Haggai was the first of the three post-exilic Minor Prophets. The name Haggai means “festal,” or “festive.” Some believe he was so advanced in years when he gave the prophecies of his book that he had seen the former Temple (Haggai 2:3).
When Cyrus the Great conquered Babylon (539 b.c.) he gave a decree permitting the return of the Jews and the rebuilding of the Jewish Temple in Jerusalem (Ezra 1:1–4). So a small group of exiles, under the leadership of Zerubbabel (Ezra 1:8), returned to their homeland and shortly afterward laid the foundation of the Second Temple (Ezra 2:64; 3:1–10).
All during the reigns of Cyrus and his successor, Cambyses, the enemies of the Jews endeavored to get a royal edict to stop this work (Ezra 4:5). However, the Lord intervened (Dan. 10:12, 13), and prevented these enemies from succeeding. However, after a period the work gradually slowed down until it ceased due to hindrance of the Samaritans (Ezra 4:1–5).
The discouraged exiles turned to working on their lands and building their own homes. After Cambyses came False Smerdis (in 522 b.c.). And Samaritans succeeded in securing from this king, a permission to stop the work at Jerusalem. And the exiles declared that the proper time had not come for them to rebuild the Temple (Haggai 1:2). But when the people stopped the work on the house of God and turned to their own dwellings and lands, the Lord sent a drought and defeated their plans. Meanwhile, the Smerdis was killed by Darius, who took the throne and set aside the decrees of Smerdis.

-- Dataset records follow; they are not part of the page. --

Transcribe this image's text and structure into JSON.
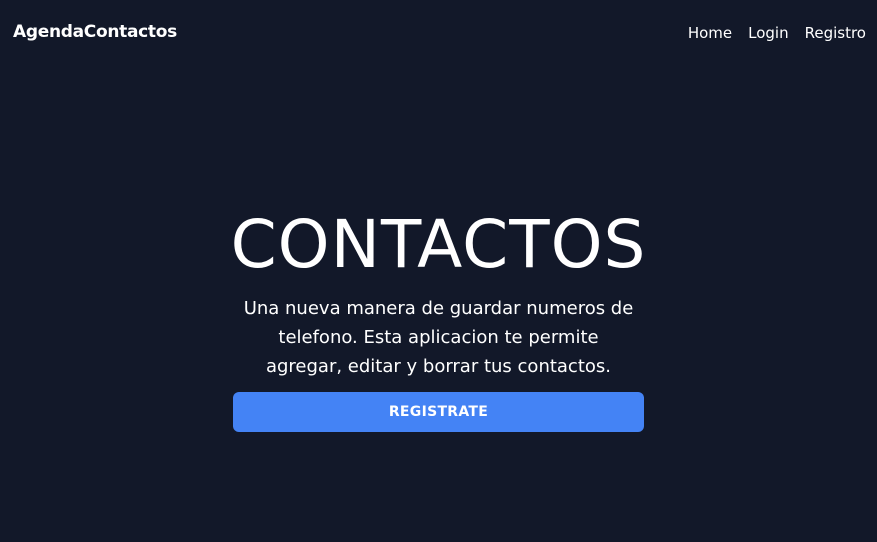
{
  "navbar": {
    "brand": "AgendaContactos",
    "links": [
      {
        "label": "Home"
      },
      {
        "label": "Login"
      },
      {
        "label": "Registro"
      }
    ]
  },
  "hero": {
    "title": "CONTACTOS",
    "description": "Una nueva manera de guardar numeros de telefono. Esta aplicacion te permite agregar, editar y borrar tus contactos.",
    "cta_label": "REGISTRATE"
  },
  "colors": {
    "background": "#121829",
    "text": "#ffffff",
    "accent": "#4483f5"
  }
}
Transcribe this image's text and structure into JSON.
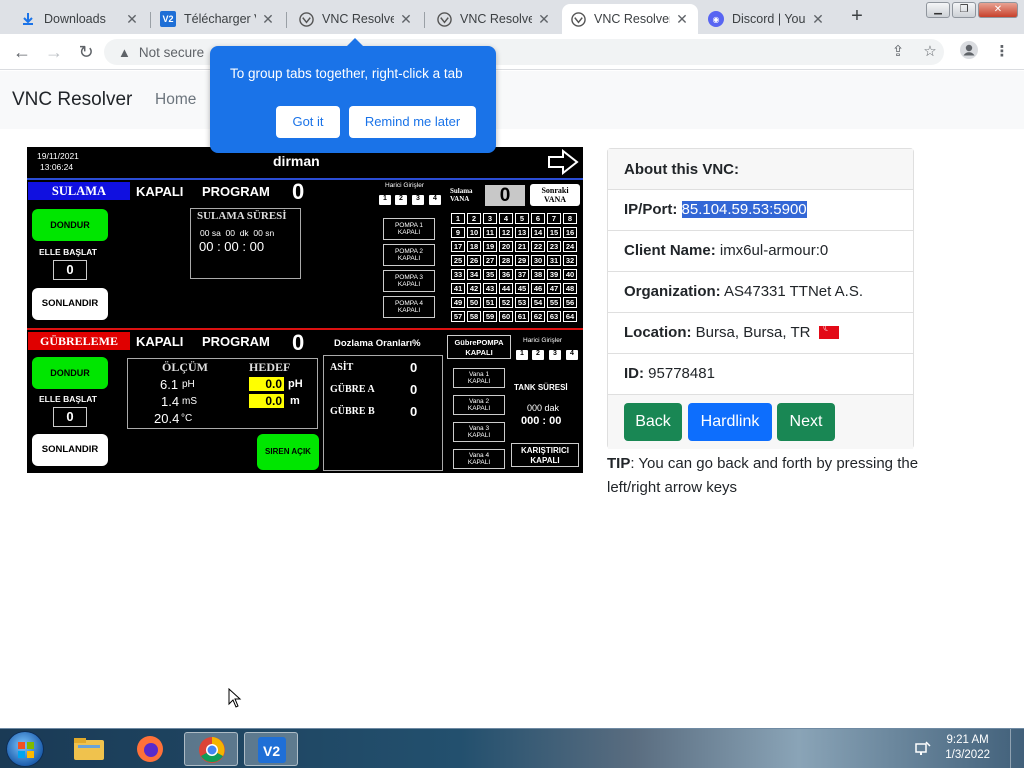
{
  "browser": {
    "tabs": [
      {
        "title": "Downloads",
        "icon": "download-icon",
        "active": false
      },
      {
        "title": "Télécharger V",
        "icon": "vnc-viewer-icon",
        "active": false
      },
      {
        "title": "VNC Resolver",
        "icon": "vnc-resolver-icon",
        "active": false
      },
      {
        "title": "VNC Resolver",
        "icon": "vnc-resolver-icon",
        "active": false
      },
      {
        "title": "VNC Resolver",
        "icon": "vnc-resolver-icon",
        "active": true
      },
      {
        "title": "Discord | Your",
        "icon": "discord-icon",
        "active": false
      }
    ],
    "address": "Not secure",
    "popup": {
      "message": "To group tabs together, right-click a tab",
      "got_it": "Got it",
      "remind": "Remind me later"
    }
  },
  "site": {
    "brand": "VNC Resolver",
    "nav_home": "Home"
  },
  "hmi": {
    "date": "19/11/2021",
    "time": "13:06:24",
    "title": "dirman",
    "sulama": "SULAMA",
    "kapali": "KAPALI",
    "program": "PROGRAM",
    "program_no": "0",
    "harici_girisler": "Harici Girişler",
    "inputs": [
      "1",
      "2",
      "3",
      "4"
    ],
    "sulama_vana": "Sulama VANA",
    "vana_value": "0",
    "sonraki_vana": "Sonraki VANA",
    "dondur": "DONDUR",
    "elle_baslat": "ELLE BAŞLAT",
    "elle_value": "0",
    "sonlandir": "SONLANDIR",
    "sulama_suresi": "SULAMA SÜRESİ",
    "sure_units": "00 sa  00  dk  00 sn",
    "sure_time": "00 : 00 : 00",
    "pompa": [
      [
        "POMPA 1",
        "KAPALI"
      ],
      [
        "POMPA 2",
        "KAPALI"
      ],
      [
        "POMPA 3",
        "KAPALI"
      ],
      [
        "POMPA 4",
        "KAPALI"
      ]
    ],
    "valves": [
      "1",
      "2",
      "3",
      "4",
      "5",
      "6",
      "7",
      "8",
      "9",
      "10",
      "11",
      "12",
      "13",
      "14",
      "15",
      "16",
      "17",
      "18",
      "19",
      "20",
      "21",
      "22",
      "23",
      "24",
      "25",
      "26",
      "27",
      "28",
      "29",
      "30",
      "31",
      "32",
      "33",
      "34",
      "35",
      "36",
      "37",
      "38",
      "39",
      "40",
      "41",
      "42",
      "43",
      "44",
      "45",
      "46",
      "47",
      "48",
      "49",
      "50",
      "51",
      "52",
      "53",
      "54",
      "55",
      "56",
      "57",
      "58",
      "59",
      "60",
      "61",
      "62",
      "63",
      "64"
    ],
    "gubreleme": "GÜBRELEME",
    "g_kapali": "KAPALI",
    "g_program": "PROGRAM",
    "g_program_no": "0",
    "olcum": "ÖLÇÜM",
    "hedef": "HEDEF",
    "ph_value": "6.1",
    "ph_unit": "pH",
    "ms_value": "1.4",
    "ms_unit": "mS",
    "temp_value": "20.4",
    "temp_unit": "°C",
    "hedef_ph": "0.0",
    "hedef_ph_unit": "pH",
    "hedef_m": "0.0",
    "hedef_m_unit": "m",
    "g_dondur": "DONDUR",
    "g_elle_baslat": "ELLE BAŞLAT",
    "g_elle_value": "0",
    "g_sonlandir": "SONLANDIR",
    "siren": "SIREN AÇIK",
    "dozlama": "Dozlama Oranları%",
    "asit": "ASİT",
    "asit_value": "0",
    "gubre_a": "GÜBRE A",
    "gubre_a_value": "0",
    "gubre_b": "GÜBRE B",
    "gubre_b_value": "0",
    "gubre_pompa": "GübrePOMPA",
    "gubre_pompa_state": "KAPALI",
    "g_harici": "Harici Girişler",
    "g_inputs": [
      "1",
      "2",
      "3",
      "4"
    ],
    "vana": [
      [
        "Vana 1",
        "KAPALI"
      ],
      [
        "Vana 2",
        "KAPALI"
      ],
      [
        "Vana 3",
        "KAPALI"
      ],
      [
        "Vana 4",
        "KAPALI"
      ]
    ],
    "tank_suresi": "TANK SÜRESİ",
    "tank_units": "000 dak",
    "tank_time": "000 : 00",
    "karistirici": "KARIŞTIRICI",
    "karistirici_state": "KAPALI"
  },
  "card": {
    "header": "About this VNC:",
    "ip_label": "IP/Port:",
    "ip_value": "85.104.59.53:5900",
    "client_label": "Client Name:",
    "client_value": "imx6ul-armour:0",
    "org_label": "Organization:",
    "org_value": "AS47331 TTNet A.S.",
    "loc_label": "Location:",
    "loc_value": "Bursa, Bursa, TR",
    "id_label": "ID:",
    "id_value": "95778481",
    "back": "Back",
    "hardlink": "Hardlink",
    "next": "Next"
  },
  "tip": {
    "label": "TIP",
    "text": ": You can go back and forth by pressing the left/right arrow keys"
  },
  "taskbar": {
    "time": "9:21 AM",
    "date": "1/3/2022"
  },
  "colors": {
    "bootstrap_green": "#198754",
    "bootstrap_blue": "#0d6efd",
    "chrome_blue": "#1a73e8"
  }
}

In order to heal the spiritual lethargy, the Lord raised up the prophets Haggai and Zechariah with messages of warning and reproof, of exhortation and encouragement, to arouse the people to action, until finally the work on the Temple was resumed in the 2d year of Darius (Haggai 1:14, 15). It was only after the people had actually begun work again on the Temple, trusting in the protection of God, that Darius, a king who tried to emulate Cyrus in many ways, gave another official decree for the rebuilding of the Temple. This confirmed and strengthened the original decree of Cyrus (Ezra 5:3 to 6:13).
Under the inspiring leadership of the prophets Haggai and Zechariah, of the governor of the returned exiles, Zerubbabel, and of the high priest, Joshua (Ezra 5:1, 2; 6:14), the people moved forward and completed the construction of the Temple in the 6th year of Darius (Ezra 6:15). The four messages constituting the book of Haggai aroused the weak spirit to do God’s will. The message of Haggai met with a more eager response on the part of both leaders and people than that of any other prophet.
In His service,